Exercise instructions - Where an image occurs, skip it and print the rest of the records verbatim.

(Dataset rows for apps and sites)

* * * *

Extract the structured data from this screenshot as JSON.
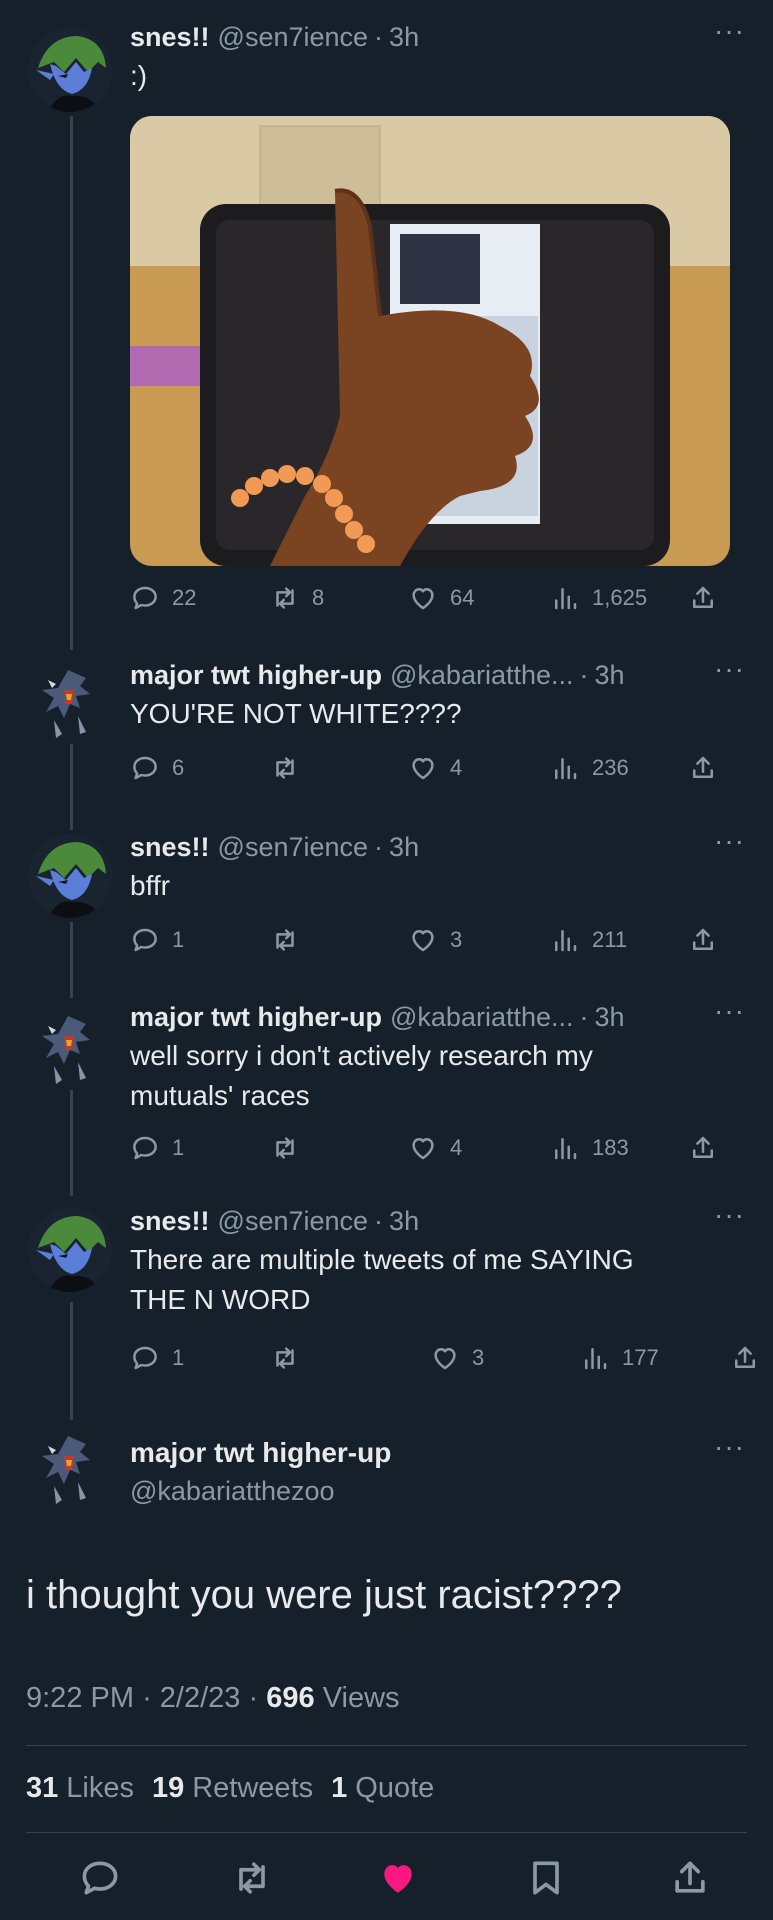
{
  "thread": [
    {
      "name": "snes!!",
      "handle": "@sen7ience",
      "time": "3h",
      "text": ":)",
      "has_media": true,
      "avatar_icon": "green-haired-elf-avatar",
      "replies": "22",
      "retweets": "8",
      "likes": "64",
      "views": "1,625"
    },
    {
      "name": "major twt higher-up",
      "handle": "@kabariatthe...",
      "time": "3h",
      "text": "YOU'RE NOT WHITE????",
      "avatar_icon": "garchomp-avatar",
      "replies": "6",
      "retweets": "",
      "likes": "4",
      "views": "236"
    },
    {
      "name": "snes!!",
      "handle": "@sen7ience",
      "time": "3h",
      "text": "bffr",
      "avatar_icon": "green-haired-elf-avatar",
      "replies": "1",
      "retweets": "",
      "likes": "3",
      "views": "211"
    },
    {
      "name": "major twt higher-up",
      "handle": "@kabariatthe...",
      "time": "3h",
      "text": "well sorry i don't actively research my\nmutuals' races",
      "avatar_icon": "garchomp-avatar",
      "replies": "1",
      "retweets": "",
      "likes": "4",
      "views": "183"
    },
    {
      "name": "snes!!",
      "handle": "@sen7ience",
      "time": "3h",
      "text": "There are multiple tweets of me SAYING\nTHE N WORD",
      "avatar_icon": "green-haired-elf-avatar",
      "replies": "1",
      "retweets": "",
      "likes": "3",
      "views": "177"
    }
  ],
  "main_tweet": {
    "name": "major twt higher-up",
    "handle": "@kabariatthezoo",
    "text": "i thought you were just racist????",
    "time": "9:22 PM",
    "date": "2/2/23",
    "views_count": "696",
    "views_label": "Views",
    "likes_count": "31",
    "likes_label": "Likes",
    "retweets_count": "19",
    "retweets_label": "Retweets",
    "quotes_count": "1",
    "quotes_label": "Quote"
  },
  "more_glyph": "···",
  "dot": "·",
  "colors": {
    "background": "#15202b",
    "muted": "#8b98a5",
    "like_active": "#f91880",
    "divider": "#38444d"
  },
  "bottom_actions": [
    "reply-icon",
    "retweet-icon",
    "like-icon",
    "bookmark-icon",
    "share-icon"
  ]
}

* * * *

Response below -
Extract the structured data from this screenshot as JSON.
{
  "thread": [
    {
      "name": "snes!!",
      "handle": "@sen7ience",
      "time": "3h",
      "text": ":)",
      "has_media": true,
      "avatar_icon": "green-haired-elf-avatar",
      "replies": "22",
      "retweets": "8",
      "likes": "64",
      "views": "1,625"
    },
    {
      "name": "major twt higher-up",
      "handle": "@kabariatthe...",
      "time": "3h",
      "text": "YOU'RE NOT WHITE????",
      "avatar_icon": "garchomp-avatar",
      "replies": "6",
      "retweets": "",
      "likes": "4",
      "views": "236"
    },
    {
      "name": "snes!!",
      "handle": "@sen7ience",
      "time": "3h",
      "text": "bffr",
      "avatar_icon": "green-haired-elf-avatar",
      "replies": "1",
      "retweets": "",
      "likes": "3",
      "views": "211"
    },
    {
      "name": "major twt higher-up",
      "handle": "@kabariatthe...",
      "time": "3h",
      "text": "well sorry i don't actively research my\nmutuals' races",
      "avatar_icon": "garchomp-avatar",
      "replies": "1",
      "retweets": "",
      "likes": "4",
      "views": "183"
    },
    {
      "name": "snes!!",
      "handle": "@sen7ience",
      "time": "3h",
      "text": "There are multiple tweets of me SAYING\nTHE N WORD",
      "avatar_icon": "green-haired-elf-avatar",
      "replies": "1",
      "retweets": "",
      "likes": "3",
      "views": "177"
    }
  ],
  "main_tweet": {
    "name": "major twt higher-up",
    "handle": "@kabariatthezoo",
    "text": "i thought you were just racist????",
    "time": "9:22 PM",
    "date": "2/2/23",
    "views_count": "696",
    "views_label": "Views",
    "likes_count": "31",
    "likes_label": "Likes",
    "retweets_count": "19",
    "retweets_label": "Retweets",
    "quotes_count": "1",
    "quotes_label": "Quote"
  },
  "more_glyph": "···",
  "dot": "·",
  "colors": {
    "background": "#15202b",
    "muted": "#8b98a5",
    "like_active": "#f91880",
    "divider": "#38444d"
  },
  "bottom_actions": [
    "reply-icon",
    "retweet-icon",
    "like-icon",
    "bookmark-icon",
    "share-icon"
  ]
}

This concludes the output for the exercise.